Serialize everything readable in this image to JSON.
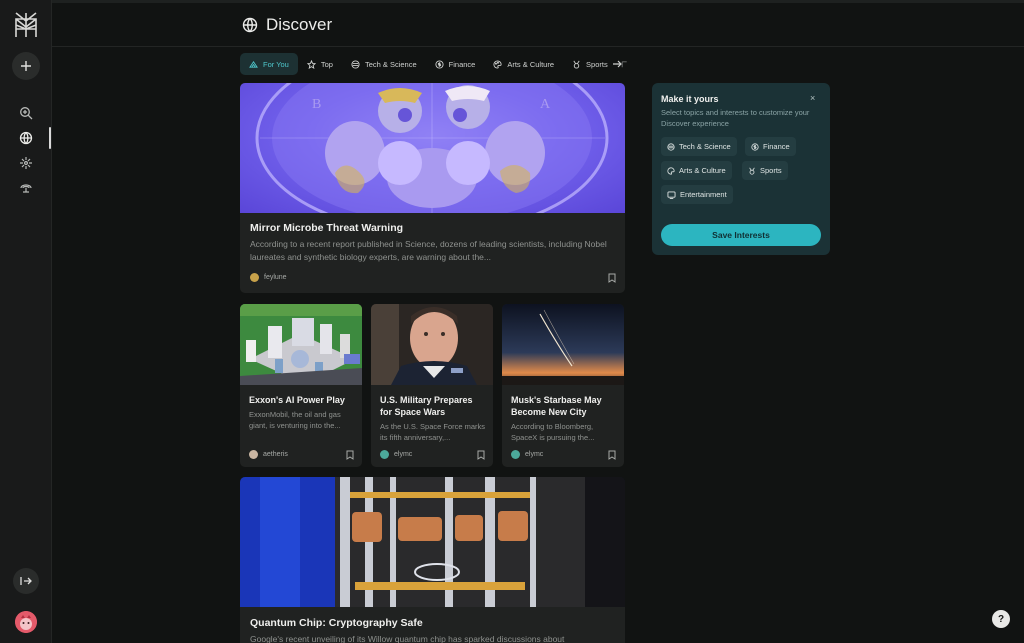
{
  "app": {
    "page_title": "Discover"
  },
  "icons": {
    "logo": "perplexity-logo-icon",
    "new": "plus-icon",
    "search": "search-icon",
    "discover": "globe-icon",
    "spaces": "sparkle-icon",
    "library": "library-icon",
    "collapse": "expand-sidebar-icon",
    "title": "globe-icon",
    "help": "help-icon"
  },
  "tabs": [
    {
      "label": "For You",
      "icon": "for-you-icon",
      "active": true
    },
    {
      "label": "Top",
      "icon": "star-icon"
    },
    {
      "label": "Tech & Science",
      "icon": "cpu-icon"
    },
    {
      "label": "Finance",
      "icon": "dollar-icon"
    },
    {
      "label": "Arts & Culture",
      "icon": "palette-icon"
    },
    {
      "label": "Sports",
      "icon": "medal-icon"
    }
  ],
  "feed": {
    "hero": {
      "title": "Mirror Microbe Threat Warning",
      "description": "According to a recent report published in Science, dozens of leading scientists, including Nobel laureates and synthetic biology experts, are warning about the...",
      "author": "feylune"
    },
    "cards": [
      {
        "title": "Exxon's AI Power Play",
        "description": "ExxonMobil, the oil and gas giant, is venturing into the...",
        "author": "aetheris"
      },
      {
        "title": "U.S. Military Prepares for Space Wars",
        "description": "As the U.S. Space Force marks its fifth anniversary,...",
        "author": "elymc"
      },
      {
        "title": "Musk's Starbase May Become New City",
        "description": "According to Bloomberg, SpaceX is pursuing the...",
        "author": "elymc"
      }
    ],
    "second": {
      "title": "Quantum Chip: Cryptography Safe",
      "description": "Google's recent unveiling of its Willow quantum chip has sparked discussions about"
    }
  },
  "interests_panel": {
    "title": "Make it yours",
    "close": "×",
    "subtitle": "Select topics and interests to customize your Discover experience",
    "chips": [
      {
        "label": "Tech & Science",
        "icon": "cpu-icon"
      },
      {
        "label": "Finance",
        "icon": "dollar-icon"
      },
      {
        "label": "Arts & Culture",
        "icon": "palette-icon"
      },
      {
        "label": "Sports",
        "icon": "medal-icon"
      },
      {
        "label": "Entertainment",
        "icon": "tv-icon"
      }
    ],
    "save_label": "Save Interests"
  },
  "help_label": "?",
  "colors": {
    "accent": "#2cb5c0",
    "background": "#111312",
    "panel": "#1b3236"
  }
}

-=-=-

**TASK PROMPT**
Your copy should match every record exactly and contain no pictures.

**ANSWER TO THIS PROBLEM**
Serialize everything readable in this image to JSON.
{
  "app": {
    "page_title": "Discover"
  },
  "icons": {
    "logo": "perplexity-logo-icon",
    "new": "plus-icon",
    "search": "search-icon",
    "discover": "globe-icon",
    "spaces": "sparkle-icon",
    "library": "library-icon",
    "collapse": "expand-sidebar-icon",
    "title": "globe-icon",
    "help": "help-icon"
  },
  "tabs": [
    {
      "label": "For You",
      "icon": "for-you-icon",
      "active": true
    },
    {
      "label": "Top",
      "icon": "star-icon"
    },
    {
      "label": "Tech & Science",
      "icon": "cpu-icon"
    },
    {
      "label": "Finance",
      "icon": "dollar-icon"
    },
    {
      "label": "Arts & Culture",
      "icon": "palette-icon"
    },
    {
      "label": "Sports",
      "icon": "medal-icon"
    }
  ],
  "feed": {
    "hero": {
      "title": "Mirror Microbe Threat Warning",
      "description": "According to a recent report published in Science, dozens of leading scientists, including Nobel laureates and synthetic biology experts, are warning about the...",
      "author": "feylune"
    },
    "cards": [
      {
        "title": "Exxon's AI Power Play",
        "description": "ExxonMobil, the oil and gas giant, is venturing into the...",
        "author": "aetheris"
      },
      {
        "title": "U.S. Military Prepares for Space Wars",
        "description": "As the U.S. Space Force marks its fifth anniversary,...",
        "author": "elymc"
      },
      {
        "title": "Musk's Starbase May Become New City",
        "description": "According to Bloomberg, SpaceX is pursuing the...",
        "author": "elymc"
      }
    ],
    "second": {
      "title": "Quantum Chip: Cryptography Safe",
      "description": "Google's recent unveiling of its Willow quantum chip has sparked discussions about"
    }
  },
  "interests_panel": {
    "title": "Make it yours",
    "close": "×",
    "subtitle": "Select topics and interests to customize your Discover experience",
    "chips": [
      {
        "label": "Tech & Science",
        "icon": "cpu-icon"
      },
      {
        "label": "Finance",
        "icon": "dollar-icon"
      },
      {
        "label": "Arts & Culture",
        "icon": "palette-icon"
      },
      {
        "label": "Sports",
        "icon": "medal-icon"
      },
      {
        "label": "Entertainment",
        "icon": "tv-icon"
      }
    ],
    "save_label": "Save Interests"
  },
  "help_label": "?",
  "colors": {
    "accent": "#2cb5c0",
    "background": "#111312",
    "panel": "#1b3236"
  }
}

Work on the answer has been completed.